A new Israeli start-up brings local and international students together to problem solve everything from universal medical challenges to ensuring safety and security for refugees around the world
It is no surprise that millennials have the world – and the world's problems - at their fingertips. In a day and age when these conflicting notions go hand-in-hand and more and more youth are desperately compelled to make a change, it is a true relief to know that startups like the Tel Aviv/NYC based MindState exist – and are actually making strides in propelling positive change into the world. The startup, founded by Tamar Many, Henk van Assen, and Fernando Gómez-Baquero, is a platform for problem-solving through a diversity of thought - culled by students of engineering and design in collaboration with various prestigious schools, including Cornell Tech and the Technion.

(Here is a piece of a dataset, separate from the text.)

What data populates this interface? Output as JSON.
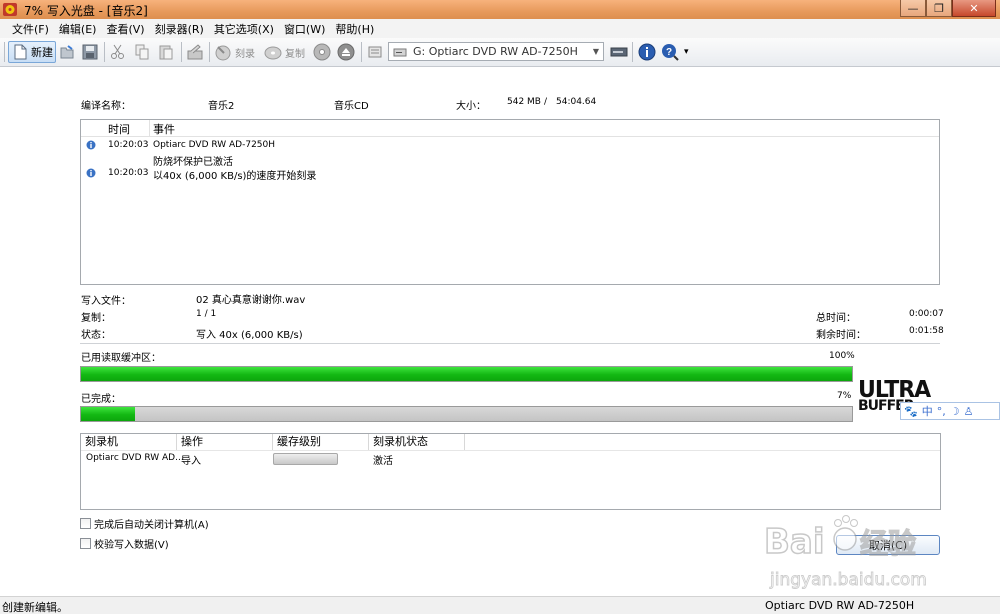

The designers are given challenging prompts, otherwise known as "innovation sprints" that are real-life problems the world is facing today. The impetus behind the methodology is to bring creatives together from entirely different cultural backgrounds to collaborate in problem solving, develop innovative ideas, and ultimately bringing about change. But their solutions have been so spot-on that the program, which is part of the entrepreneurial curriculum at Cornell Tech, has recently garnered legitimate clients looking to tap into the new and next.
Most recently, the Sourasky Medical Center (SMC) and the World Health Organization combined forces with MindState to solve major issues affecting the medical community. Over 100 students from the Technion and Cornell Tech, designers from the start-up community, and healthcare professionals, generated 13 innovative ideas when they were presented with challenges addressing medical, healthcare and hospital issues such as data, on-boarding of patients, emergency preparedness, empowering care, and more – all to solve within a 24 hour period.
Ten judges with expertise across the startup and medical fields chose a winning project to be developed and implemented in partnership with the Sourasky Medical Center. The ideation sprint MindState conducted in health tech was called ‘Time to Care’ at Ichilov (Tel Aviv Sourasky Medical Center), in which students were prompted to help imagine and attempt to influence a better patient experience. Participants were invited to consider how the use of data, technology, design and business strategy could be used to create and communicate positive and constructive outcomes. Together with Ichilov, the World Health Organization (WHO) and MindState, developed a variety of ideas to encourage the teams to explore the future of health care.
The winning project of the sprint and competition was called Enroute, designed to address the inefficient and often overlooked challenge of patient transportation and movement within hospitals. With over 1,400 patients being moved daily at SMC and an average transfer time of 36 minutes, enhancing this process could save the hospital high costs and benefit patients by reducing waiting time. Enroute is an amalgamation of services like Waze and VIA combined with a dedicated GPS tracker. “Ultimately, this would turn the transport operation from behaving like a 1970’s taxi service to a 21st Century simplified and tech-focused interface,” explains one of the team participants.
MindState brings together individuals from backgrounds in design, engineering, and business with the ambition and intention that such a diversity of talent and thought breeds the most innovative, interesting ideas. “We plan to expand our program to more schools and businesses across the globe, ultimately addressing problems that are overlooked or deemed too challenging to fix,” says Henk van Assen, Co-Director of MindState. The Enroute team will continue to develop their project at the Cornell Tech Innovation Hub on Roosevelt Island, in New York City.
In conjunction with the WHO, the competition also included a challenge seeking to solve problems regarding the global medical treatment of refugees. As refugees around the globe arrive at points of entry and relocation camps seeking medical treatment, how can the World Health Organization provide adequate medical services without an in-depth vaccination and medical history of the patient?
ESHE, the second winning team, came up with a dedicated application interface that would seamlessly allow each respective refugee to concisely and securely store their medical information in the cloud. Upon arrival at various WHO sites around the globe, they will be provided the opportunity to create a “health card” on the premises. The staff at the clinic will assist in including all of the relevant medical information, with respect to each individual's language, cultural, and religious needs. In addition, the universal technology will assist the World Health Organization in creating a global database of health data that can address urgent medical research and trends. This “health card” will be accessible in multiple languages and secured through encryption, and protected through biometric fingerprinting, will be available anywhere at any time. Such a service will improve the quality of care for refugees and sustain overall global efforts in ensuring safety and security for vulnerable individuals. Lastly, it will elevate the uniformity of access to treatment and diminish the gap of inequality in medical care.
“MindState is a clear example of the power of ideation when it is used to solve real world problems in a setting that stimulates the practical application of academic knowledge," says Tamar Many, co-Director.
For more information on future competitions or partnership opportunities, please contact Tamar Many – firstname.lastname@example.org, mindstate-project.comShare the story